TASK DIRECTIONS -
Could you copy out all the lines in the material below where the word "text" occurs?

TASK MATERIAL -
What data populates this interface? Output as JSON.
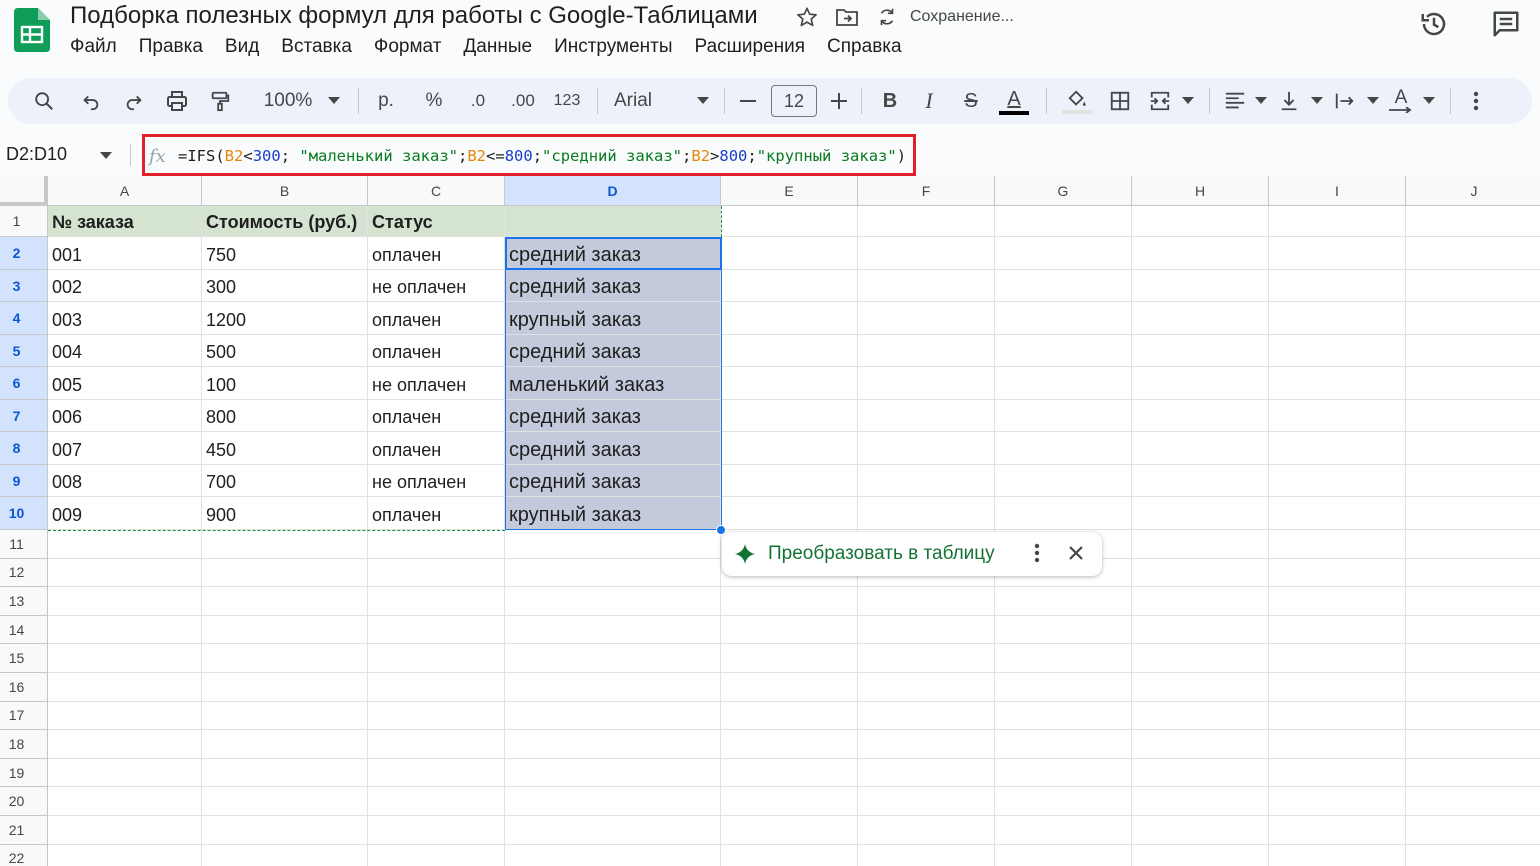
{
  "app": {
    "title": "Подборка полезных формул для работы с Google-Таблицами",
    "saving_status": "Сохранение...",
    "accent_color": "#0f9d58"
  },
  "menu": [
    "Файл",
    "Правка",
    "Вид",
    "Вставка",
    "Формат",
    "Данные",
    "Инструменты",
    "Расширения",
    "Справка"
  ],
  "toolbar": {
    "zoom": "100%",
    "currency": "р.",
    "percent": "%",
    "decrease_decimals": ".0",
    "increase_decimals": ".00",
    "more_formats": "123",
    "font": "Arial",
    "font_size": "12",
    "icons": [
      "search-icon",
      "undo-icon",
      "redo-icon",
      "print-icon",
      "paint-format-icon",
      "bold-icon",
      "italic-icon",
      "strikethrough-icon",
      "text-color-icon",
      "fill-color-icon",
      "borders-icon",
      "merge-cells-icon",
      "horizontal-align-icon",
      "vertical-align-icon",
      "text-wrap-icon",
      "text-rotation-icon",
      "more-icon"
    ]
  },
  "formula_bar": {
    "name_box": "D2:D10",
    "fx": "fx",
    "formula_parts": [
      {
        "t": "=IFS(",
        "c": "plain"
      },
      {
        "t": "B2",
        "c": "ref"
      },
      {
        "t": "<",
        "c": "plain"
      },
      {
        "t": "300",
        "c": "num"
      },
      {
        "t": "; ",
        "c": "plain"
      },
      {
        "t": "\"маленький заказ\"",
        "c": "str"
      },
      {
        "t": ";",
        "c": "plain"
      },
      {
        "t": "B2",
        "c": "ref"
      },
      {
        "t": "<=",
        "c": "plain"
      },
      {
        "t": "800",
        "c": "num"
      },
      {
        "t": ";",
        "c": "plain"
      },
      {
        "t": "\"средний заказ\"",
        "c": "str"
      },
      {
        "t": ";",
        "c": "plain"
      },
      {
        "t": "B2",
        "c": "ref"
      },
      {
        "t": ">",
        "c": "plain"
      },
      {
        "t": "800",
        "c": "num"
      },
      {
        "t": ";",
        "c": "plain"
      },
      {
        "t": "\"крупный заказ\"",
        "c": "str"
      },
      {
        "t": ")",
        "c": "plain"
      }
    ]
  },
  "sheet": {
    "columns": [
      "A",
      "B",
      "C",
      "D",
      "E",
      "F",
      "G",
      "H",
      "I",
      "J"
    ],
    "selected_column": "D",
    "row_numbers": [
      "1",
      "2",
      "3",
      "4",
      "5",
      "6",
      "7",
      "8",
      "9",
      "10",
      "11",
      "12",
      "13",
      "14",
      "15",
      "16",
      "17",
      "18",
      "19",
      "20",
      "21",
      "22"
    ],
    "selected_rows": [
      "2",
      "3",
      "4",
      "5",
      "6",
      "7",
      "8",
      "9",
      "10"
    ],
    "header_row": [
      "№ заказа",
      "Стоимость (руб.)",
      "Статус",
      ""
    ],
    "rows": [
      [
        "001",
        "750",
        "оплачен",
        "средний заказ"
      ],
      [
        "002",
        "300",
        "не оплачен",
        "средний заказ"
      ],
      [
        "003",
        "1200",
        "оплачен",
        "крупный заказ"
      ],
      [
        "004",
        "500",
        "оплачен",
        "средний заказ"
      ],
      [
        "005",
        "100",
        "не оплачен",
        "маленький заказ"
      ],
      [
        "006",
        "800",
        "оплачен",
        "средний заказ"
      ],
      [
        "007",
        "450",
        "оплачен",
        "средний заказ"
      ],
      [
        "008",
        "700",
        "не оплачен",
        "средний заказ"
      ],
      [
        "009",
        "900",
        "оплачен",
        "крупный заказ"
      ]
    ]
  },
  "suggestion_chip": {
    "label": "Преобразовать в таблицу",
    "icon": "sparkle-icon"
  }
}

COMPLETED EXERCISE -
      "text-color-icon",
      "text-wrap-icon",
      "text-rotation-icon",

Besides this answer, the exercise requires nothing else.